As I look around, I see so many other chores that need tending to. The lima beans were never completely harvested. The dried seed pods call for attention. The trellises for the beans and the cucumbers must be disassembled and returned to the garage. The annual flower bed needs to be cleaned out and turned. There's garlic to plant, bags of old leaves to be shredded and worked into the compost pile. The yard around the vegetable beds has not been mowed in a month (the electric mower broke).
Then a peach tree arrived. Earlier in the year I had planted a dwarf peach in the garden at my daughter's school and it never broke dormancy. I was told to expect a replacement in the fall. Here it was, and it needed to be planted. Which meant a trip to a secret location to fetch soil to fill a container.
I cannot mention the location of this stash of immaculate compost, lest the whole world pounce on it. It's in a place where the U.S. Park Service dumps its truckloads of wood chips, gleaned from its work in ou urban parks and woods. The chips eventually break down in huge piles of compost, leaving this treasure tucked away among the oak trees, just waiting for those few pennywise gardeners willing to spend a few extra calories to haul it away.

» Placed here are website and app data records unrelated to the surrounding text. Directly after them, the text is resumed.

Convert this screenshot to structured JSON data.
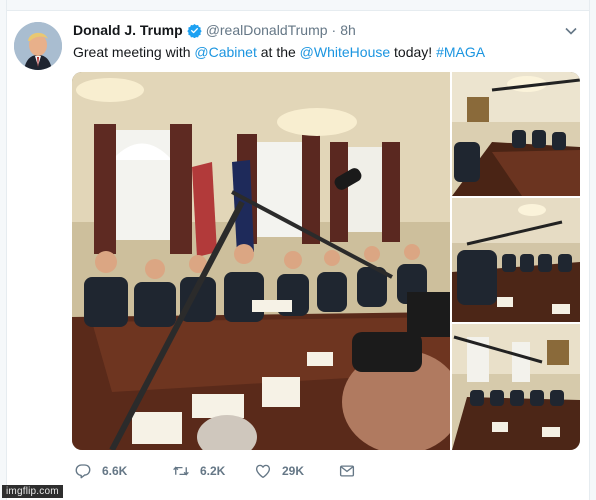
{
  "tweet": {
    "display_name": "Donald J. Trump",
    "handle": "@realDonaldTrump",
    "separator": "·",
    "timestamp": "8h",
    "text_parts": [
      "Great meeting with ",
      "@Cabinet",
      " at the ",
      "@WhiteHouse",
      " today! ",
      "#MAGA"
    ]
  },
  "icons": {
    "verified": "verified-badge-icon",
    "menu": "chevron-down-icon",
    "reply": "reply-icon",
    "retweet": "retweet-icon",
    "like": "heart-icon",
    "dm": "envelope-icon"
  },
  "actions": {
    "reply_count": "6.6K",
    "retweet_count": "6.2K",
    "like_count": "29K"
  },
  "colors": {
    "link": "#1b95e0",
    "verified": "#1da1f2",
    "secondary_text": "#657786"
  },
  "watermark": "imgflip.com"
}
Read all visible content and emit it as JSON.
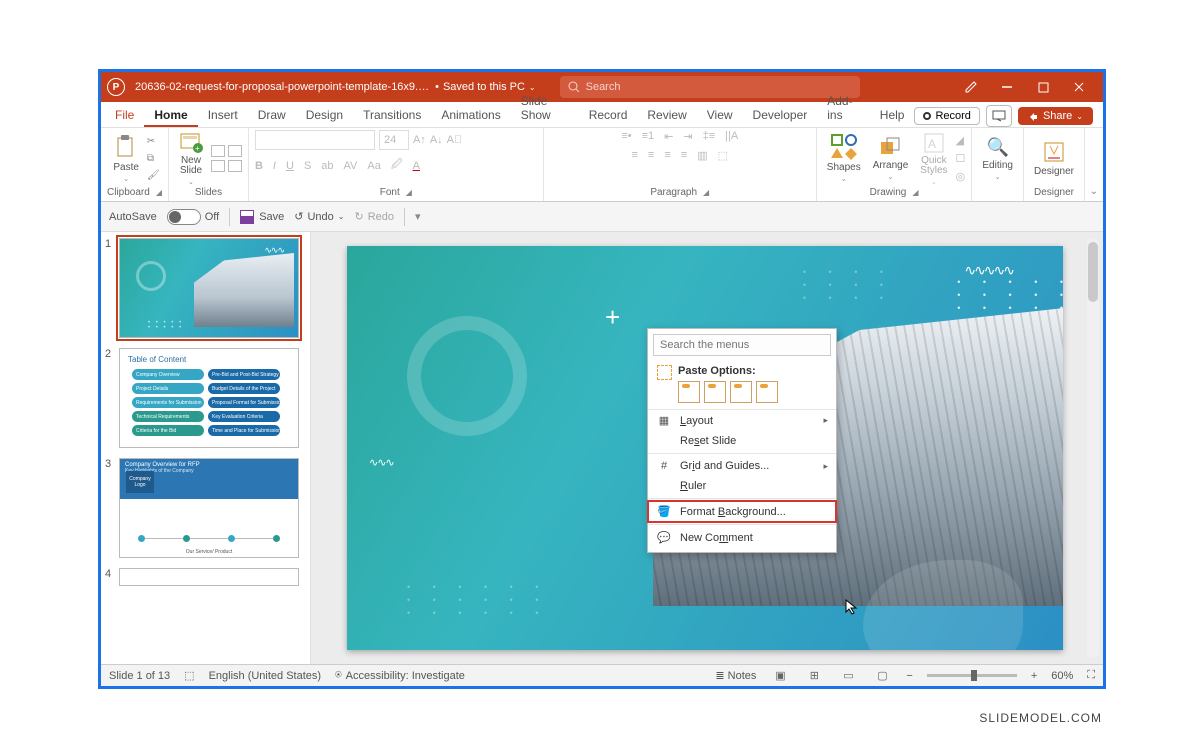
{
  "titlebar": {
    "filename": "20636-02-request-for-proposal-powerpoint-template-16x9.…",
    "saved_label": "Saved to this PC",
    "search_placeholder": "Search"
  },
  "tabs": {
    "file": "File",
    "home": "Home",
    "insert": "Insert",
    "draw": "Draw",
    "design": "Design",
    "transitions": "Transitions",
    "animations": "Animations",
    "slideshow": "Slide Show",
    "record": "Record",
    "review": "Review",
    "view": "View",
    "developer": "Developer",
    "addins": "Add-ins",
    "help": "Help",
    "record_btn": "Record",
    "share_btn": "Share"
  },
  "ribbon": {
    "paste": "Paste",
    "clipboard": "Clipboard",
    "new_slide": "New\nSlide",
    "slides": "Slides",
    "font_size": "24",
    "font": "Font",
    "paragraph": "Paragraph",
    "shapes": "Shapes",
    "arrange": "Arrange",
    "quick_styles": "Quick\nStyles",
    "drawing": "Drawing",
    "editing": "Editing",
    "designer": "Designer",
    "designer_grp": "Designer"
  },
  "qat": {
    "autosave": "AutoSave",
    "off": "Off",
    "save": "Save",
    "undo": "Undo",
    "redo": "Redo"
  },
  "thumbs": {
    "t2_title": "Table of Content",
    "t2_pills": [
      "Company Overview",
      "Pre-Bid and Post-Bid Strategy",
      "Project Details",
      "Budget Details of the Project",
      "Requirements for Submission",
      "Proposal Format for Submission",
      "Technical Requirements",
      "Key Evaluation Criteria",
      "Criteria for the Bid",
      "Time and Place for Submission"
    ],
    "t3_title": "Company Overview for RFP",
    "t3_sub": "Key Highlights of the Company",
    "t3_logo": "Company\nLogo",
    "t3_service": "Our Service/\nProduct"
  },
  "context": {
    "search_placeholder": "Search the menus",
    "paste_options": "Paste Options:",
    "layout": "Layout",
    "reset": "Reset Slide",
    "grid": "Grid and Guides...",
    "ruler": "Ruler",
    "format_bg": "Format Background...",
    "new_comment": "New Comment"
  },
  "status": {
    "slide": "Slide 1 of 13",
    "lang": "English (United States)",
    "access": "Accessibility: Investigate",
    "notes": "Notes",
    "zoom": "60%"
  },
  "watermark": "SLIDEMODEL.COM"
}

I rarely see anyone at the secret compost stash when I pull up with my plastic buckets and hand truck. But this day as I pushed my hand truck down the trail an elderly Russian-speaking couple came into view. They were busy digging into the side of a tall pile of compost, filling big white garden bags with a long-handled spade.
The man was hobbled in one leg and leaned on a cane. It was the woman--his wife, I guessed--who loaded the heavy bags into a rickety old wheel barrow and pushed it back up the trail toward the roadway. As I passed the man he smiled broadly and muttered a few words in Russian, of which I could just make out "xorosho, xorosho," good, good. And since I don't remember enough of my college Russian to ask what he thought was "good, good," I imagined he was perhaps happy to see someone else taking advantage of the compost hidden out here in the woods, or maybe he just liked the looks of the compost, or maybe he was already calculating the great benefit the compost was going to bring to his garden.
I started filling my buckets and trucking them back to my car. The second time I passed the man I smiled and said "xorosho," and he smiled and repeated "xorosho," as if we were sharing some secret. And it gave me great pleasure to know that while the rest of the world was scurrying about in their daily tasks--toiling away at their desks, stuck in meetings, battling traffic--there was still a place where a couple of gardeners could revel in secret compost and spend some time in the labor of shoveling it into bags and buckets as if it were a pirate's bounty.
This, it seems to me, is precisely where modern agriculture has broken down. We handed the business of working the soil over to huge machines, industrial economics, factory-made fertilizers and pesticides, assembly-line animal husbandry--all in the name of efficiency and convenience. What was lost in the deal was any personal involvement, any sense of human scale, in the working of the land.
How do we humans relate to a 1,000-acre filed of corn, a tank of anhydrous amonia? Of course we cannot. The choice of an industrial food system is a bargain with the devil, because we sacrafice part of our soul--the part that needs to be connected to the earth and the affirmation of life that springs from it. Our modern food system feeds us, but it does not sustain us.
There has been nothing invented to replace the feeling of digging in soil, or of feeding compost to the earth, or of watching life emerge where one has toiled. So I am not regretting my long to-do list. As long as it is there,--as long as there is work to be done--I am connected to my little piece of the planet, I am doing good. And that is xorosho.